DIRECTIONS FOR THIS TASK – Check each line of the data below for the word "JSON", then extract the ones that have it.

▼

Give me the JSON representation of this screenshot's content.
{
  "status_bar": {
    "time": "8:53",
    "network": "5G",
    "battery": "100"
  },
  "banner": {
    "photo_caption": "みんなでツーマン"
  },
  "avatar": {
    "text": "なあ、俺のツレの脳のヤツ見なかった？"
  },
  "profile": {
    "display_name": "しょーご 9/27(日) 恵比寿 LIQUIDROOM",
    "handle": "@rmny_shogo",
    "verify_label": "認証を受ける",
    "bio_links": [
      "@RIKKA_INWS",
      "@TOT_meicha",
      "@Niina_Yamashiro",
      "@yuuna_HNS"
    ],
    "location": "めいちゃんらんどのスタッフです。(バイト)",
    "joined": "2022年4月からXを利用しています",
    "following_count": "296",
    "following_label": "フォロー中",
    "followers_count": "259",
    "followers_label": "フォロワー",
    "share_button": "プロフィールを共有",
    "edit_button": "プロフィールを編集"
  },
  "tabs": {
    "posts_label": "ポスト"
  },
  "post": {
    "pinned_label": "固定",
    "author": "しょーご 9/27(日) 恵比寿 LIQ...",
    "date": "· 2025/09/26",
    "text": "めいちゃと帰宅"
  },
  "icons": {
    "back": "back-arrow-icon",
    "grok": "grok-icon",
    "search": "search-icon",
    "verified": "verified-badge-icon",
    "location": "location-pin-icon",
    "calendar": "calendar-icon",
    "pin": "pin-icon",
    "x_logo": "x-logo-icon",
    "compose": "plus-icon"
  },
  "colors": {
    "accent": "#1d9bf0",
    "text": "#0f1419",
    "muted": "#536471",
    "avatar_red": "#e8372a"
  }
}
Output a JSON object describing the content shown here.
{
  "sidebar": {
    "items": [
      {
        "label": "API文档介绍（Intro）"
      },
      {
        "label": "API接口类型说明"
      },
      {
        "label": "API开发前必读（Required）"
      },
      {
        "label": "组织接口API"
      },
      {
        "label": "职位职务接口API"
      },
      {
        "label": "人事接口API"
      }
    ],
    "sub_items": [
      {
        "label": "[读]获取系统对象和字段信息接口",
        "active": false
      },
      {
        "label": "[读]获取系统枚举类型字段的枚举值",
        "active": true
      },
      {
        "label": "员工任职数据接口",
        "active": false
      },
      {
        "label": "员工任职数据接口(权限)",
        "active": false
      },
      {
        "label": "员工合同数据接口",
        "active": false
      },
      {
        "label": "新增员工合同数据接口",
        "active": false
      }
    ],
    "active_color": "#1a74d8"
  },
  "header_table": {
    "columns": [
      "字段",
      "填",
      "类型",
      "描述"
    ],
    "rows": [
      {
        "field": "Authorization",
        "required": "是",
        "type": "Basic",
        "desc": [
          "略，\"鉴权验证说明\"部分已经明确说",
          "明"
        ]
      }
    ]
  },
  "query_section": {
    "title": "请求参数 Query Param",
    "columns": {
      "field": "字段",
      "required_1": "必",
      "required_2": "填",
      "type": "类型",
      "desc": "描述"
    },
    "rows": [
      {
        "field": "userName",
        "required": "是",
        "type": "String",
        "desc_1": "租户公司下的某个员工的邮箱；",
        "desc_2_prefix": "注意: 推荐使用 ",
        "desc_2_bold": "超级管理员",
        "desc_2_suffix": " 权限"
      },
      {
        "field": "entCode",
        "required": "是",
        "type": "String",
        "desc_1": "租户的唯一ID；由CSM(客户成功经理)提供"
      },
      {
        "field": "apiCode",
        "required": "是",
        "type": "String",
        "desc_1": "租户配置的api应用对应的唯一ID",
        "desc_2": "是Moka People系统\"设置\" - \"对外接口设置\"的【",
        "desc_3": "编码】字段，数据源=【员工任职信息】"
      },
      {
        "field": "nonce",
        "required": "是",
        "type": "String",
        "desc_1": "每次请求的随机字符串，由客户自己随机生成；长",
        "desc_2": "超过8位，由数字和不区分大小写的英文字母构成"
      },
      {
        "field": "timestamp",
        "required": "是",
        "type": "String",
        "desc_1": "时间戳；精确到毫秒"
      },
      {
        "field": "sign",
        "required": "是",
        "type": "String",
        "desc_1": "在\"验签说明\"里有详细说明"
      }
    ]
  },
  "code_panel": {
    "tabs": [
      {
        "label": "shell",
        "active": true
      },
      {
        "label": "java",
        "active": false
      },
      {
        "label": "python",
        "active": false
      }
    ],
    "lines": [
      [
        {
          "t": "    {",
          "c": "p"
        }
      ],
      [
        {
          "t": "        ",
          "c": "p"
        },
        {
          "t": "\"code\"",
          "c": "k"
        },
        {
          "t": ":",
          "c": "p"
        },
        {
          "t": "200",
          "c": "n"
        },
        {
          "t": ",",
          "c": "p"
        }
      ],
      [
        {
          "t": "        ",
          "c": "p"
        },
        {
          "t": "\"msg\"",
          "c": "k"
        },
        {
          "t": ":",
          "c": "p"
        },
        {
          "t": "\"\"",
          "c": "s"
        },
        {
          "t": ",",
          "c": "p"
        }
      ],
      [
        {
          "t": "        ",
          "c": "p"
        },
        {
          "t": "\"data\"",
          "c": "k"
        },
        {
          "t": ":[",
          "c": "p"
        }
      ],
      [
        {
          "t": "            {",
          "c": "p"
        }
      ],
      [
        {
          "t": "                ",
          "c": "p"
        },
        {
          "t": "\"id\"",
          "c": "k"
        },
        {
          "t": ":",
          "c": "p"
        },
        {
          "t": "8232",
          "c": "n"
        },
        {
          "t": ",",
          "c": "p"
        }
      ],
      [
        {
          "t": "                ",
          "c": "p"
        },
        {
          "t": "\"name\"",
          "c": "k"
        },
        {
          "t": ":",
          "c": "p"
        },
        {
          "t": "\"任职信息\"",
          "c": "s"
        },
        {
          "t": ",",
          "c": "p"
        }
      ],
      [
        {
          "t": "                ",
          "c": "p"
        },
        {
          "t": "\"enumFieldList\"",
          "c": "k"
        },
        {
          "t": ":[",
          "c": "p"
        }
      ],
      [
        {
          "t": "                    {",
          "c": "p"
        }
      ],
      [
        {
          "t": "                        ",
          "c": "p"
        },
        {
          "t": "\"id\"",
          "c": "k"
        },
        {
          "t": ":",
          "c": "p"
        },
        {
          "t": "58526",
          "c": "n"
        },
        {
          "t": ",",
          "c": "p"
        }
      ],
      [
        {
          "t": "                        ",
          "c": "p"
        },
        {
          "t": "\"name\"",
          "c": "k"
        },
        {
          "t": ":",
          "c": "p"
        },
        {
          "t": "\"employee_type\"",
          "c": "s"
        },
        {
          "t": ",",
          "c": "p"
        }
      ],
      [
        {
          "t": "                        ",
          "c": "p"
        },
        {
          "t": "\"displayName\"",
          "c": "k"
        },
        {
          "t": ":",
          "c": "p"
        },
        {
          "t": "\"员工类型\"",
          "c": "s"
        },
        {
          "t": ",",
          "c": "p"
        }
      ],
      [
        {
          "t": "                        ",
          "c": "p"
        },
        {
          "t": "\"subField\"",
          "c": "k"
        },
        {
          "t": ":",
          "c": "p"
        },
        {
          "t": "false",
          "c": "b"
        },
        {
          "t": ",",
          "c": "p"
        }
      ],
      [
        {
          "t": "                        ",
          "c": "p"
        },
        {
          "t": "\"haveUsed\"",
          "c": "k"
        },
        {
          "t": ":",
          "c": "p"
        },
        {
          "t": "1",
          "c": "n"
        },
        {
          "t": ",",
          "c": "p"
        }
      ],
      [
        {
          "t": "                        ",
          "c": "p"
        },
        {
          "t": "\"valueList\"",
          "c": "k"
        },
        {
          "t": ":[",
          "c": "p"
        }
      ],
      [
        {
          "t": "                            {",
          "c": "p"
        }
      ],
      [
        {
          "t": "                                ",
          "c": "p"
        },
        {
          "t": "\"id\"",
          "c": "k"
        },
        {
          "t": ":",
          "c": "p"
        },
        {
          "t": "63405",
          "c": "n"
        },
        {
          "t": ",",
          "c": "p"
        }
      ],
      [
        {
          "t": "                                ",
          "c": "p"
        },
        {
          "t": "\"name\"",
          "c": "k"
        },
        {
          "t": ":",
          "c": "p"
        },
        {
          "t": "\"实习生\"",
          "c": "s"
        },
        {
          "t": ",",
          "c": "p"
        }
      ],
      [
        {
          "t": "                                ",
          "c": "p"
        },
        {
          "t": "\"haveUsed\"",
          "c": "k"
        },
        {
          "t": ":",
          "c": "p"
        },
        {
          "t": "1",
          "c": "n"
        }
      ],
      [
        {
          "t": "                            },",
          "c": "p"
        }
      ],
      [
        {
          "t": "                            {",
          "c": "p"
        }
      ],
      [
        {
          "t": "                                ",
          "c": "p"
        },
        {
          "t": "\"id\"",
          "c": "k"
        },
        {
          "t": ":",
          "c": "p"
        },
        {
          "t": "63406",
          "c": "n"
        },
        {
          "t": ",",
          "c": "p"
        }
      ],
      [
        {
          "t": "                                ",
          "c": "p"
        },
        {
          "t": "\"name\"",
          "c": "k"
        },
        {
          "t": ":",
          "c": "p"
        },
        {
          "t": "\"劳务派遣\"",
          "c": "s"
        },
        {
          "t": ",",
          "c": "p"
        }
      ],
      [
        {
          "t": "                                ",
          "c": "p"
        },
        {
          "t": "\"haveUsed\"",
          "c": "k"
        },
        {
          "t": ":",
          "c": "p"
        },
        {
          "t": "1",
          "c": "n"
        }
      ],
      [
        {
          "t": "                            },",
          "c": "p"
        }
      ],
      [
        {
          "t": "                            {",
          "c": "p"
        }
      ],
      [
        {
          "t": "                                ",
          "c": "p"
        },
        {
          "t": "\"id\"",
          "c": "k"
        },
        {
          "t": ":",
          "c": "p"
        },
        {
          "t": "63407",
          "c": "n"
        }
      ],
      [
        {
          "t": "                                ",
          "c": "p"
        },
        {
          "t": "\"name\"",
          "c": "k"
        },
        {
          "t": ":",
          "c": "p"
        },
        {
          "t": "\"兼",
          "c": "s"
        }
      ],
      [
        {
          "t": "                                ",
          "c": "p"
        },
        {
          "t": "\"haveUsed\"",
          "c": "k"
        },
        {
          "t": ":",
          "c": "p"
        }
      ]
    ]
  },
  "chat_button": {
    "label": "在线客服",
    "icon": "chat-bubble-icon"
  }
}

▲

TASK OUTPUT –
Give me the JSON representation of this screenshot's content.
Output a JSON object describing the content shown here.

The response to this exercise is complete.